Like several big home cinema names, Panasonic is a brand that is now embracing LCD after formally being dependent on plasma production. Well-sized for a living room, this 32in LCD screen has impressed us in the past, and the inclusion of a Freeview tuner is an added attraction.
The TX32LXD1 looks similar to Panasonic's well-respected plasmas because it boasts the same eye-catching black and silver colour scheme, but there's one key difference. The bulk of the silver content is found on the speaker-bearing 'wings' jutting out from either side of the screen frame, making it look bigger than the average 32in flatscreen.
Pick and mix
Connectivity is a mixed bag. There's a set of component video inputs able to take good-quality progressive scan and analogue high-definition signals (but not Sky's planned high-def broadcasts). There's also a slot for a Conditional Access Module, which indicates the presence of that built-in Freeview terrestrial tuner.
But the lack of any PC sockets will be a big downer for those wanting to work or play computer games in style. What's more, the absence of a digital input - be it DVI or HDMI - is upsetting on a supposedly cutting-edge TV.
The lack of any stereo audio inputs associated with the component video feed is irritating, too, as it means that you have to connect your source to the TV via the third Scart to receive audio with a component feed. You might also find that you require a special adaptor, if your component source doesn't have a Scart output.
Things got better when we gave our test disc, Eternal Sunshine of the Spotless Mind, a spin. We were immediately struck by the image's intensity. Rich, radiant colours joined forces with a storming brightness output to create a dazzling first impression as Jim Carrey's Joel (seemingly) goes through the paces of his daily life.

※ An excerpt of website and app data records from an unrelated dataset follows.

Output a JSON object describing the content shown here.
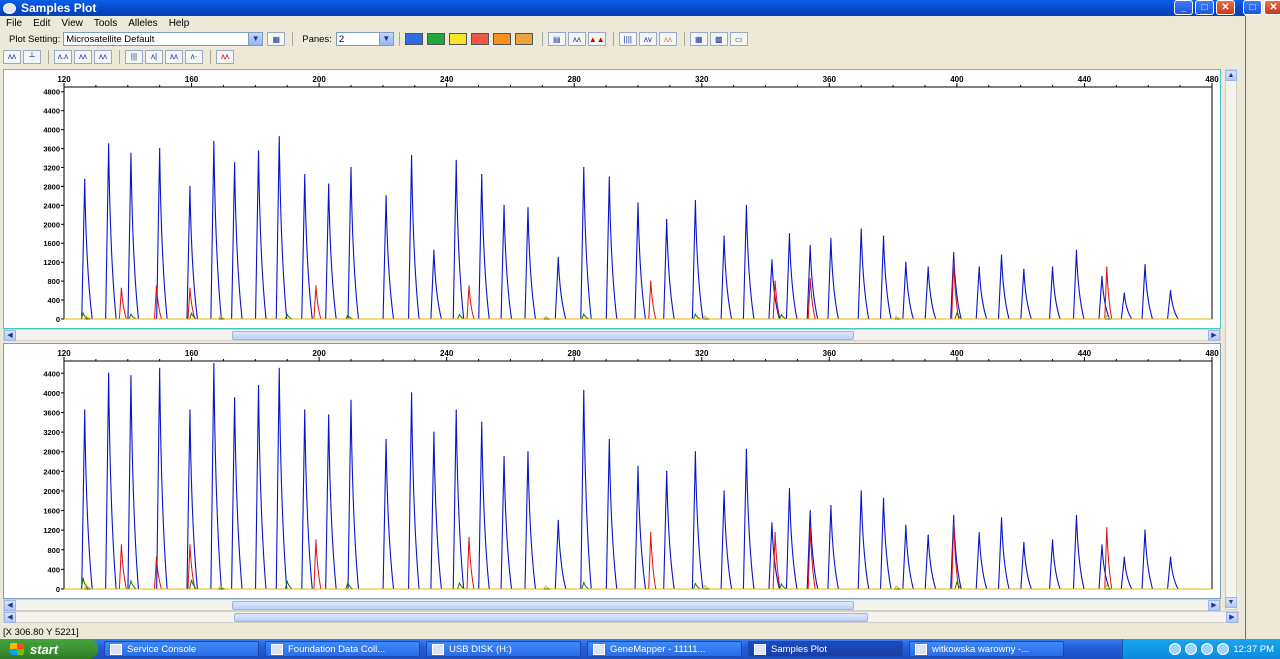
{
  "window": {
    "title": "Samples Plot"
  },
  "menu": [
    "File",
    "Edit",
    "View",
    "Tools",
    "Alleles",
    "Help"
  ],
  "toolbar": {
    "plot_setting_label": "Plot Setting:",
    "plot_setting_value": "Microsatellite Default",
    "panes_label": "Panes:",
    "panes_value": "2",
    "dye_colors": [
      "#2e6ce6",
      "#21a83c",
      "#f6e427",
      "#f0574a",
      "#f6901e",
      "#e9a53a"
    ]
  },
  "chart_data": [
    {
      "type": "line",
      "title": "",
      "xlabel": "",
      "ylabel": "",
      "x_ticks": [
        120,
        160,
        200,
        240,
        280,
        320,
        360,
        400,
        440,
        480
      ],
      "y_ticks": [
        0,
        400,
        800,
        1200,
        1600,
        2000,
        2400,
        2800,
        3200,
        3600,
        4000,
        4400,
        4800
      ],
      "xlim": [
        120,
        480
      ],
      "ylim": [
        0,
        4900
      ],
      "series": [
        {
          "color": "#0b12c8",
          "peaks": [
            [
              126.5,
              2950
            ],
            [
              134,
              3700
            ],
            [
              141,
              3500
            ],
            [
              150,
              3600
            ],
            [
              159.5,
              2800
            ],
            [
              167,
              3750
            ],
            [
              173.5,
              3300
            ],
            [
              181,
              3550
            ],
            [
              187.5,
              3850
            ],
            [
              195.5,
              3050
            ],
            [
              203,
              2850
            ],
            [
              210,
              3200
            ],
            [
              221,
              2600
            ],
            [
              229,
              3450
            ],
            [
              236,
              1450
            ],
            [
              243,
              3350
            ],
            [
              251,
              3050
            ],
            [
              258,
              2400
            ],
            [
              265.5,
              2350
            ],
            [
              275,
              1300
            ],
            [
              283,
              3200
            ],
            [
              291,
              3000
            ],
            [
              300,
              2450
            ],
            [
              309,
              2100
            ],
            [
              318,
              2500
            ],
            [
              327,
              1750
            ],
            [
              334,
              2400
            ],
            [
              342,
              1250
            ],
            [
              347.5,
              1800
            ],
            [
              354,
              1550
            ],
            [
              360.5,
              1700
            ],
            [
              370,
              1900
            ],
            [
              377,
              1750
            ],
            [
              384,
              1200
            ],
            [
              391,
              1100
            ],
            [
              399,
              1400
            ],
            [
              407,
              1100
            ],
            [
              414,
              1350
            ],
            [
              421,
              1050
            ],
            [
              430,
              1100
            ],
            [
              437.5,
              1450
            ],
            [
              445.5,
              900
            ],
            [
              452.5,
              550
            ],
            [
              459,
              1150
            ],
            [
              467,
              600
            ]
          ]
        },
        {
          "color": "#d81010",
          "peaks": [
            [
              138,
              650
            ],
            [
              149,
              700
            ],
            [
              159.5,
              650
            ],
            [
              199,
              700
            ],
            [
              247,
              700
            ],
            [
              304,
              800
            ],
            [
              343,
              800
            ],
            [
              354,
              850
            ],
            [
              399,
              1200
            ],
            [
              447,
              1100
            ]
          ]
        },
        {
          "color": "#107a10",
          "peaks": [
            [
              126,
              120
            ],
            [
              141,
              100
            ],
            [
              160,
              120
            ],
            [
              190,
              90
            ],
            [
              209,
              80
            ],
            [
              244,
              90
            ],
            [
              283,
              100
            ],
            [
              318,
              100
            ],
            [
              345,
              90
            ],
            [
              400,
              120
            ]
          ]
        },
        {
          "color": "#f0b000",
          "peaks": [
            [
              127,
              60
            ],
            [
              169,
              60
            ],
            [
              271,
              50
            ],
            [
              321,
              60
            ],
            [
              381,
              50
            ],
            [
              447,
              70
            ]
          ]
        }
      ]
    },
    {
      "type": "line",
      "title": "",
      "xlabel": "",
      "ylabel": "",
      "x_ticks": [
        120,
        160,
        200,
        240,
        280,
        320,
        360,
        400,
        440,
        480
      ],
      "y_ticks": [
        0,
        400,
        800,
        1200,
        1600,
        2000,
        2400,
        2800,
        3200,
        3600,
        4000,
        4400
      ],
      "xlim": [
        120,
        480
      ],
      "ylim": [
        0,
        4650
      ],
      "series": [
        {
          "color": "#0b12c8",
          "peaks": [
            [
              126.5,
              3650
            ],
            [
              134,
              4400
            ],
            [
              141,
              4350
            ],
            [
              150,
              4500
            ],
            [
              159.5,
              3650
            ],
            [
              167,
              4600
            ],
            [
              173.5,
              3900
            ],
            [
              181,
              4150
            ],
            [
              187.5,
              4500
            ],
            [
              195.5,
              3650
            ],
            [
              203,
              3550
            ],
            [
              210,
              3850
            ],
            [
              221,
              3050
            ],
            [
              229,
              4000
            ],
            [
              236,
              3200
            ],
            [
              243,
              3650
            ],
            [
              251,
              3400
            ],
            [
              258,
              2700
            ],
            [
              265.5,
              2800
            ],
            [
              275,
              1400
            ],
            [
              283,
              4050
            ],
            [
              291,
              3050
            ],
            [
              300,
              2500
            ],
            [
              309,
              2400
            ],
            [
              318,
              2800
            ],
            [
              327,
              2000
            ],
            [
              334,
              2850
            ],
            [
              342,
              1350
            ],
            [
              347.5,
              2050
            ],
            [
              354,
              1600
            ],
            [
              360.5,
              1700
            ],
            [
              370,
              2000
            ],
            [
              377,
              1850
            ],
            [
              384,
              1300
            ],
            [
              391,
              1100
            ],
            [
              399,
              1500
            ],
            [
              407,
              1150
            ],
            [
              414,
              1450
            ],
            [
              421,
              950
            ],
            [
              430,
              1000
            ],
            [
              437.5,
              1500
            ],
            [
              445.5,
              900
            ],
            [
              452.5,
              650
            ],
            [
              459,
              1200
            ],
            [
              467,
              650
            ]
          ]
        },
        {
          "color": "#d81010",
          "peaks": [
            [
              138,
              900
            ],
            [
              149,
              650
            ],
            [
              159.5,
              900
            ],
            [
              199,
              1000
            ],
            [
              247,
              1050
            ],
            [
              304,
              1150
            ],
            [
              343,
              1150
            ],
            [
              354,
              1250
            ],
            [
              399,
              1350
            ],
            [
              447,
              1250
            ]
          ]
        },
        {
          "color": "#107a10",
          "peaks": [
            [
              126,
              220
            ],
            [
              141,
              160
            ],
            [
              160,
              180
            ],
            [
              190,
              150
            ],
            [
              209,
              120
            ],
            [
              244,
              120
            ],
            [
              283,
              130
            ],
            [
              318,
              110
            ],
            [
              345,
              100
            ],
            [
              400,
              140
            ]
          ]
        },
        {
          "color": "#f0b000",
          "peaks": [
            [
              127,
              90
            ],
            [
              169,
              70
            ],
            [
              271,
              60
            ],
            [
              321,
              70
            ],
            [
              381,
              60
            ],
            [
              447,
              80
            ]
          ]
        }
      ]
    }
  ],
  "status": {
    "coords": "[X 306.80  Y 5221]"
  },
  "taskbar": {
    "start": "start",
    "tasks": [
      "Service Console",
      "Foundation Data Coll...",
      "USB DISK (H:)",
      "GeneMapper - 11111...",
      "Samples Plot",
      "witkowska warowny -..."
    ],
    "clock": "12:37 PM"
  }
}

The complete lack of interference was also outstanding (provided you stick with an RGB/component source, or the digital tuner) - the picture looked so clean that we felt as though we were staring through a window at the action rather than experiencing it on a screen.
The quality of the processing - as well as this screen's speedy response time - was also evident in the absence of smearing and dot crawl. Panasonic has developed a 'Overdrive' system for tackling LCD response time issues, and on this evidence it works a treat.
Despite all this good stuff, however, pictures aren't completely perfect. Colours were a touch unnatural during our test movie's extended dream sequences, as were Joel and Clementine's skin tones. There's also a slight lack of fine detail - although that's not to say the image is actually soft.
Sonically, the TX32LXD1 is a little less impressive. In spite of the size of its speakers, there's a lack of frequency response, leaving the soundstage thin and compressed. Trebles are tinny, the dialogue boxed in and the rumble never really kicks in as it should for movies - although they do an solid job with images from the freeview tuner.
The TX32LXD1 lacks digital connections, so despite its panel's theoretical talents (it boasts a 1,280 x 768 resolution), HDTV from Sky will be off limits. But if you're after a Freeview tuner-equipped LCD - which is, after all, what this group test is about - and you look past the slightly under par audio, this remains an awesome achievement by Panasonic. And at the low, low prices currently quoted online, this set should be on anyone's 'must-test' list.